Dataset records

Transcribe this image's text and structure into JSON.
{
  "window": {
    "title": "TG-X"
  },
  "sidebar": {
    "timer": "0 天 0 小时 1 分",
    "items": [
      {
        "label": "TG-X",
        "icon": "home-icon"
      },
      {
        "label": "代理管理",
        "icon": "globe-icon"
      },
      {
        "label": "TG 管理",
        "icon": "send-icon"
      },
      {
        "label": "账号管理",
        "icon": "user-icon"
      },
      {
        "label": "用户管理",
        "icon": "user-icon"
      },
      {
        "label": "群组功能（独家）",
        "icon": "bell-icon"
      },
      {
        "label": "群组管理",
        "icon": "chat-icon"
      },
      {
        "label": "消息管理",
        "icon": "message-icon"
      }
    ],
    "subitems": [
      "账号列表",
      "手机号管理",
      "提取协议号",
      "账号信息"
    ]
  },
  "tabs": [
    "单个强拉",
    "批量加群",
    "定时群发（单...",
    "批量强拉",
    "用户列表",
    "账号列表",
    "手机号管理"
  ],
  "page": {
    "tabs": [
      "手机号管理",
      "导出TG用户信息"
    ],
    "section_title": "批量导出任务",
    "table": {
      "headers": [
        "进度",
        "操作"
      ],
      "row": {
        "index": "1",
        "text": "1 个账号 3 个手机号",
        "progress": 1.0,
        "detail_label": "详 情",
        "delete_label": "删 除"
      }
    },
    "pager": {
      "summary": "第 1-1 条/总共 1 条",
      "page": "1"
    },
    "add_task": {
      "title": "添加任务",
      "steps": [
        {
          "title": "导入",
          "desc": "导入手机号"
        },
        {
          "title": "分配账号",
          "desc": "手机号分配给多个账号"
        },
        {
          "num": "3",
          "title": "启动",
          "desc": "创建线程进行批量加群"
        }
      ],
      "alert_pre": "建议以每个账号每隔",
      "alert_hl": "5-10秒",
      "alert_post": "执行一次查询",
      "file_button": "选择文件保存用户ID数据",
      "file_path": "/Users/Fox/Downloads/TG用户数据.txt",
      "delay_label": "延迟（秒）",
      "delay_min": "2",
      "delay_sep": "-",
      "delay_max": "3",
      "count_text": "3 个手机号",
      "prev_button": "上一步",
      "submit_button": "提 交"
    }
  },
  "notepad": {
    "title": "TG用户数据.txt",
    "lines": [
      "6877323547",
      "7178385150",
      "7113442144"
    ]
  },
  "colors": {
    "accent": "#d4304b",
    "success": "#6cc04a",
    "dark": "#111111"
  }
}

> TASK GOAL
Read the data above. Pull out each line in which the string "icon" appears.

> ANSWER TO THIS TASK
        "icon": "home-icon"
        "icon": "globe-icon"
        "icon": "send-icon"
        "icon": "user-icon"
        "icon": "user-icon"
        "icon": "bell-icon"
        "icon": "chat-icon"
        "icon": "message-icon"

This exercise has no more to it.